| Exercise brief |
In the entries below, find the lines with the word "Software" and copy them.

| The records |
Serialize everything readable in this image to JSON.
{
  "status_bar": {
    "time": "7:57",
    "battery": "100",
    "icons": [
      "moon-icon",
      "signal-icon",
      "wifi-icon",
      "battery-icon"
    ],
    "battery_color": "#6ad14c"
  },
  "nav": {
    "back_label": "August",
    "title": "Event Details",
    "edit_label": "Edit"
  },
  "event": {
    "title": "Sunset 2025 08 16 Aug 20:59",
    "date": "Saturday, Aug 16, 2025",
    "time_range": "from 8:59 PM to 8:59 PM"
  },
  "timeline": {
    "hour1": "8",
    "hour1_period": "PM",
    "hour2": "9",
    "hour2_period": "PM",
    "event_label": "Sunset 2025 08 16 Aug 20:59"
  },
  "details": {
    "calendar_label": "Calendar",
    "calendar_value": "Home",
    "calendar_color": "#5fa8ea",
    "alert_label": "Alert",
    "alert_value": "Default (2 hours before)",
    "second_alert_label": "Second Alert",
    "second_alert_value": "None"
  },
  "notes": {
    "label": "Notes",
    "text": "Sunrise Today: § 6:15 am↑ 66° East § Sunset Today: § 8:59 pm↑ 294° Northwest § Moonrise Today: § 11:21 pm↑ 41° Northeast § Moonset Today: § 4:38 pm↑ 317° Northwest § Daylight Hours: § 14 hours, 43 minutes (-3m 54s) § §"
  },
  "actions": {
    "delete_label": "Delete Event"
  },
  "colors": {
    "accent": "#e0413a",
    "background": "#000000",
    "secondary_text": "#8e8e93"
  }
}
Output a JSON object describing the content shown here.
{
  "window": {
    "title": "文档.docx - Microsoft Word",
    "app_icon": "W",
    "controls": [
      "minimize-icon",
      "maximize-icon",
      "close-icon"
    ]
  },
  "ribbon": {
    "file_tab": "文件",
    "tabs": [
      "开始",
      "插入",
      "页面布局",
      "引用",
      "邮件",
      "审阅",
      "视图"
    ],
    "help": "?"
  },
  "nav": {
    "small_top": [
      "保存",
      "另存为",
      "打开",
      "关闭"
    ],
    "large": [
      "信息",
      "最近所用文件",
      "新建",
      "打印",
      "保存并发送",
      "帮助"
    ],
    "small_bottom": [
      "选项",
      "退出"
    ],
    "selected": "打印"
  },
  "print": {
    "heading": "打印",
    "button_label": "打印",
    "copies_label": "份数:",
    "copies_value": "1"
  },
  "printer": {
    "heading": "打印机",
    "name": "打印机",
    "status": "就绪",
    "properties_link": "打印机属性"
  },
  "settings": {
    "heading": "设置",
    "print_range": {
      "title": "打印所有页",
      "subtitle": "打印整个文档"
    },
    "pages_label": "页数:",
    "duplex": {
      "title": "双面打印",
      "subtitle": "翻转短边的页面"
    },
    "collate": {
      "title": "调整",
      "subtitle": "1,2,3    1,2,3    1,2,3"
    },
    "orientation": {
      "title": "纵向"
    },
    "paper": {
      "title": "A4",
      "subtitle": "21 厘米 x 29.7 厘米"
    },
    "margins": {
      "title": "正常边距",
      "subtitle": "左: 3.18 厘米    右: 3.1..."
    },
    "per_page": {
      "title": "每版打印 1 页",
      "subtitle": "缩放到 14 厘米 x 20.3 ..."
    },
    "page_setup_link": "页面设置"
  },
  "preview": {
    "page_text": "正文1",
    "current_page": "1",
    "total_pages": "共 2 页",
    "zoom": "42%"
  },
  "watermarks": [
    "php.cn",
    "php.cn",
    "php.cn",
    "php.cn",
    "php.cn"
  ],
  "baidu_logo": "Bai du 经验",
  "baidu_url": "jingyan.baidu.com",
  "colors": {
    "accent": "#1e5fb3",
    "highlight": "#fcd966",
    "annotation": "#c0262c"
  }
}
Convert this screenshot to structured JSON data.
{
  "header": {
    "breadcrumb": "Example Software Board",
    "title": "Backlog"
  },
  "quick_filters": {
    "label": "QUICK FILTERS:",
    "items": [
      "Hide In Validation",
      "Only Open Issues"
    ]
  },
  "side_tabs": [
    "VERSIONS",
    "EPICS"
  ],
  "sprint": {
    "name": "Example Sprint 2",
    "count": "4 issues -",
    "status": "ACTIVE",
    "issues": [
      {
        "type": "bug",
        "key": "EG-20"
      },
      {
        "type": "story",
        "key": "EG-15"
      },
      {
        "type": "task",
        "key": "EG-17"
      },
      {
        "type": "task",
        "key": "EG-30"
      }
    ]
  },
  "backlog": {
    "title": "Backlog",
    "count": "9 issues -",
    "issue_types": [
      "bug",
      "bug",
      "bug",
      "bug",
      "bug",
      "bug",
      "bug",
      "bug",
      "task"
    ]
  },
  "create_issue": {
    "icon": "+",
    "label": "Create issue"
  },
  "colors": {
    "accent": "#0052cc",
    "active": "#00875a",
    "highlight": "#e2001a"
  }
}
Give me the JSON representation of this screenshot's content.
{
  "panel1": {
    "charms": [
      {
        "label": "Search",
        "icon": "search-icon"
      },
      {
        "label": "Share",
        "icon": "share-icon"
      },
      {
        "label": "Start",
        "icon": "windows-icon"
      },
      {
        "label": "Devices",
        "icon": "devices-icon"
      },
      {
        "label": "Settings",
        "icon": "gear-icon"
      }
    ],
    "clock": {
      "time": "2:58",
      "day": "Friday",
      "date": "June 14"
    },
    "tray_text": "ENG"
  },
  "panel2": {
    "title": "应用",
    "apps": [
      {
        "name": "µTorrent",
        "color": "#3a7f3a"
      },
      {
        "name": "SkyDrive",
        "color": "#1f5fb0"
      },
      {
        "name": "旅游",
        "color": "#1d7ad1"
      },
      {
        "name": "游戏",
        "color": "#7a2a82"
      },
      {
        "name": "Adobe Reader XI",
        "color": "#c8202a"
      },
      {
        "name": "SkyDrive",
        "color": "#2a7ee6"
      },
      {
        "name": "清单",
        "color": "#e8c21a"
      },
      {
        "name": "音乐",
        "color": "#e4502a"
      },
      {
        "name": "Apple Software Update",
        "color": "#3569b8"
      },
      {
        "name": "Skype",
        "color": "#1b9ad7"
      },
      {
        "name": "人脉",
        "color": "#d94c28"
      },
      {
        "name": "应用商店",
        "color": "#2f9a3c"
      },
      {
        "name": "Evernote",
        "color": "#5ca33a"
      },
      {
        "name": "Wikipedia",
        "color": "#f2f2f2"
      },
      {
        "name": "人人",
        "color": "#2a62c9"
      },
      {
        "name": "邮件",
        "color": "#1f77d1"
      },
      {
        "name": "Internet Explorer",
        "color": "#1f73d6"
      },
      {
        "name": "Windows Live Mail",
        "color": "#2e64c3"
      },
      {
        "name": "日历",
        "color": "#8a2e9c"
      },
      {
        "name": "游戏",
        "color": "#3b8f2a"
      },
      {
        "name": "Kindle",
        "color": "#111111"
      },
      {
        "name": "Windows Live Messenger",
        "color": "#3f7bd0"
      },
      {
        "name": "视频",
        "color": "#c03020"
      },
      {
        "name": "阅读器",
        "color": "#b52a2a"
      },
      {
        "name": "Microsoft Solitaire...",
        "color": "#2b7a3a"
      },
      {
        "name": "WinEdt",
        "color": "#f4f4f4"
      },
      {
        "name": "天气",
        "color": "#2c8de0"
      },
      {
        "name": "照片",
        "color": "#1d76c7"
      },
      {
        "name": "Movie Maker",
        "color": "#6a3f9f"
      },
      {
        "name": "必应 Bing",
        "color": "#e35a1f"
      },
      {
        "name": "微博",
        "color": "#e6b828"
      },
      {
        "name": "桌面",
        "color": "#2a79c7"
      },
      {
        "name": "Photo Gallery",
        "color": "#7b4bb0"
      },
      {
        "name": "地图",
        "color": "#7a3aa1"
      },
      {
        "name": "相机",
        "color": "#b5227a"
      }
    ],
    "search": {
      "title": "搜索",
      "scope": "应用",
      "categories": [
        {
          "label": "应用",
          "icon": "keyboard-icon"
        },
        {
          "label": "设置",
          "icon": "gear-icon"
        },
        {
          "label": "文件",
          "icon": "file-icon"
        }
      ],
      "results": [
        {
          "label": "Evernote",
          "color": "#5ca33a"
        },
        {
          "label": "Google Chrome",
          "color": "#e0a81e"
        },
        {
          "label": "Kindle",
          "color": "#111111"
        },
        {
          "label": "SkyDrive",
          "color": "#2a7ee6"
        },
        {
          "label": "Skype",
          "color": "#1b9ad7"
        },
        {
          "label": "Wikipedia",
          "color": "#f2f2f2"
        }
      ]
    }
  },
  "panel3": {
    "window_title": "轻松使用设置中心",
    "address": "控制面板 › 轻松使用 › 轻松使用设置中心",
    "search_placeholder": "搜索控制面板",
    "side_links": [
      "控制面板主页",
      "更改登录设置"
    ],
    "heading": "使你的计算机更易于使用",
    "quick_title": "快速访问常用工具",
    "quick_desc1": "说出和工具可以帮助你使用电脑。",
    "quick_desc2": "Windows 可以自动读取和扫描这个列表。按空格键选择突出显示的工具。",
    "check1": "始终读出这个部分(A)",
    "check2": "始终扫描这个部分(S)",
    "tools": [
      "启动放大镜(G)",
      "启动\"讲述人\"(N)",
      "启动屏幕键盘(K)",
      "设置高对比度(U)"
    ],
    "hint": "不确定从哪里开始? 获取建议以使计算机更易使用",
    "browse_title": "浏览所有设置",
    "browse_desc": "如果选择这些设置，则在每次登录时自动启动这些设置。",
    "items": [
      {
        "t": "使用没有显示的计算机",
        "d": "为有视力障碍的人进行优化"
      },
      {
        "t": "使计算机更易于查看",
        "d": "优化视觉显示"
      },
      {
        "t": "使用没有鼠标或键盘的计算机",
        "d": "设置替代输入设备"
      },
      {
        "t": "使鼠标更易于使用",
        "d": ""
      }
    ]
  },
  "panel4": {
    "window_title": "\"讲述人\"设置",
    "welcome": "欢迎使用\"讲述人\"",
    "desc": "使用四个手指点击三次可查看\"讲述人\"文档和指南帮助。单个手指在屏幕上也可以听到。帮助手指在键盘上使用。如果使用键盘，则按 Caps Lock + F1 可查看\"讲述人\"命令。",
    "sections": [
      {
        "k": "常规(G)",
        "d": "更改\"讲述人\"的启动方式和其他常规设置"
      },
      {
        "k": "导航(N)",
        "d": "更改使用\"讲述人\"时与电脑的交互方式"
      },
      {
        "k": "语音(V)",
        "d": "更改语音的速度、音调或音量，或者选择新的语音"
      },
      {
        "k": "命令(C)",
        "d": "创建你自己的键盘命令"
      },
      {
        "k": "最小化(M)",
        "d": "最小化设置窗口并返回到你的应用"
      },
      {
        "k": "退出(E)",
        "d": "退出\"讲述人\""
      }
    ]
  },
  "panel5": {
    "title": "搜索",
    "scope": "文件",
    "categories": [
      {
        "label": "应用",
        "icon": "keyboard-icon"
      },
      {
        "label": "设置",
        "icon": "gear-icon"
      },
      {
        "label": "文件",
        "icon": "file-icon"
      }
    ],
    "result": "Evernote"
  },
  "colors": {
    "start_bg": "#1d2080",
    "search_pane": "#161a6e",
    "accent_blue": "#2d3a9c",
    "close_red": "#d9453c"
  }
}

| The answer |
    "breadcrumb": "Example Software Board",
        "name": "Apple Software Update",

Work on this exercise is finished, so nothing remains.